(Working data begins)

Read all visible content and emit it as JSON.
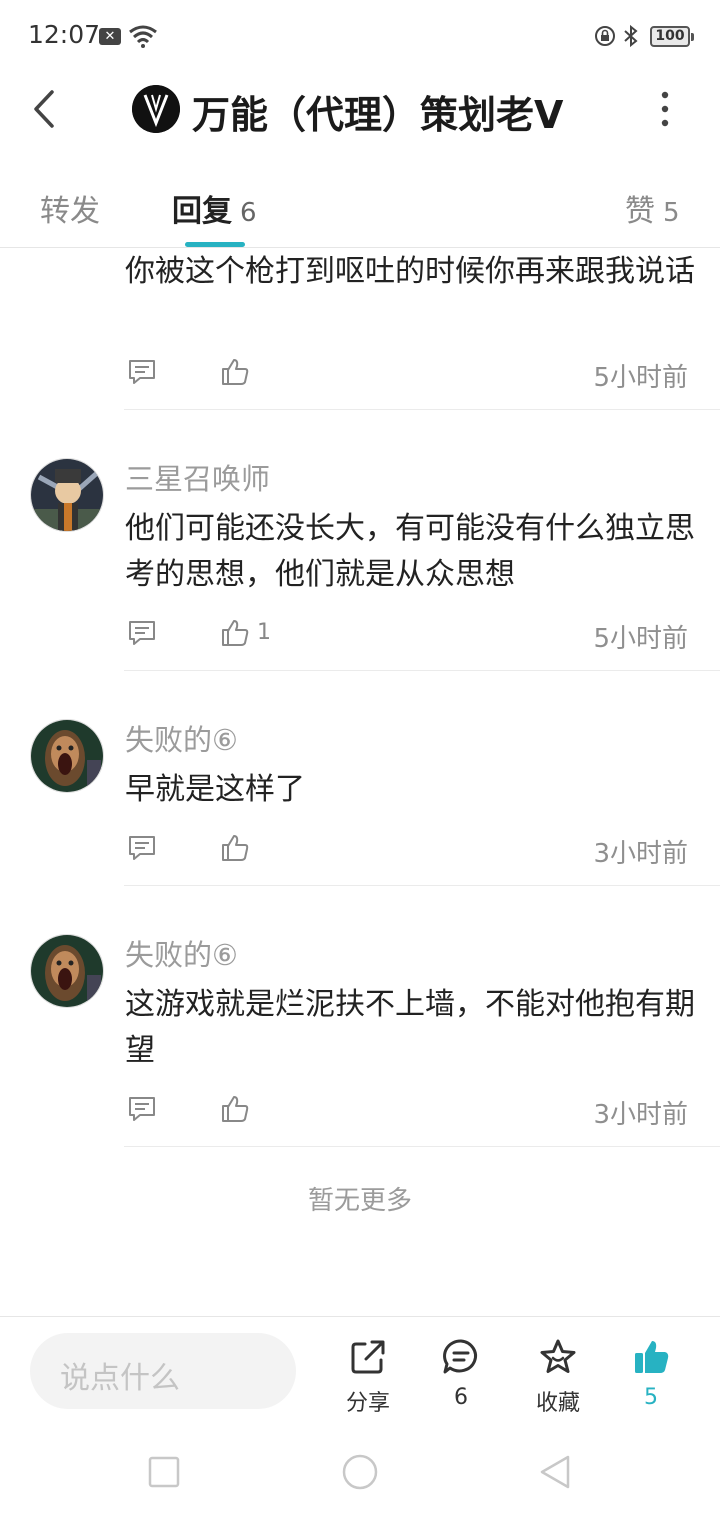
{
  "status_bar": {
    "time": "12:07",
    "battery": "100"
  },
  "header": {
    "title": "万能（代理）策划老V"
  },
  "tabs": [
    {
      "label": "转发",
      "count": ""
    },
    {
      "label": "回复",
      "count": "6"
    },
    {
      "label": "赞",
      "count": "5"
    }
  ],
  "comments": [
    {
      "author": "",
      "content": "你被这个枪打到呕吐的时候你再来跟我说话",
      "likes": "",
      "time": "5小时前"
    },
    {
      "author": "三星召唤师",
      "content": "他们可能还没长大，有可能没有什么独立思考的思想，他们就是从众思想",
      "likes": "1",
      "time": "5小时前"
    },
    {
      "author": "失败的⑥",
      "content": "早就是这样了",
      "likes": "",
      "time": "3小时前"
    },
    {
      "author": "失败的⑥",
      "content": "这游戏就是烂泥扶不上墙，不能对他抱有期望",
      "likes": "",
      "time": "3小时前"
    }
  ],
  "no_more_text": "暂无更多",
  "bottom_bar": {
    "input_placeholder": "说点什么",
    "share_label": "分享",
    "comment_count": "6",
    "favorite_label": "收藏",
    "like_count": "5"
  },
  "colors": {
    "accent": "#27b2c2"
  }
}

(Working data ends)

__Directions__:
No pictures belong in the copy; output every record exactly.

__Result of this exercise__:
Read all visible content and emit it as JSON.
{
  "status_bar": {
    "time": "12:07",
    "battery": "100"
  },
  "header": {
    "title": "万能（代理）策划老V"
  },
  "tabs": [
    {
      "label": "转发",
      "count": ""
    },
    {
      "label": "回复",
      "count": "6"
    },
    {
      "label": "赞",
      "count": "5"
    }
  ],
  "comments": [
    {
      "author": "",
      "content": "你被这个枪打到呕吐的时候你再来跟我说话",
      "likes": "",
      "time": "5小时前"
    },
    {
      "author": "三星召唤师",
      "content": "他们可能还没长大，有可能没有什么独立思考的思想，他们就是从众思想",
      "likes": "1",
      "time": "5小时前"
    },
    {
      "author": "失败的⑥",
      "content": "早就是这样了",
      "likes": "",
      "time": "3小时前"
    },
    {
      "author": "失败的⑥",
      "content": "这游戏就是烂泥扶不上墙，不能对他抱有期望",
      "likes": "",
      "time": "3小时前"
    }
  ],
  "no_more_text": "暂无更多",
  "bottom_bar": {
    "input_placeholder": "说点什么",
    "share_label": "分享",
    "comment_count": "6",
    "favorite_label": "收藏",
    "like_count": "5"
  },
  "colors": {
    "accent": "#27b2c2"
  }
}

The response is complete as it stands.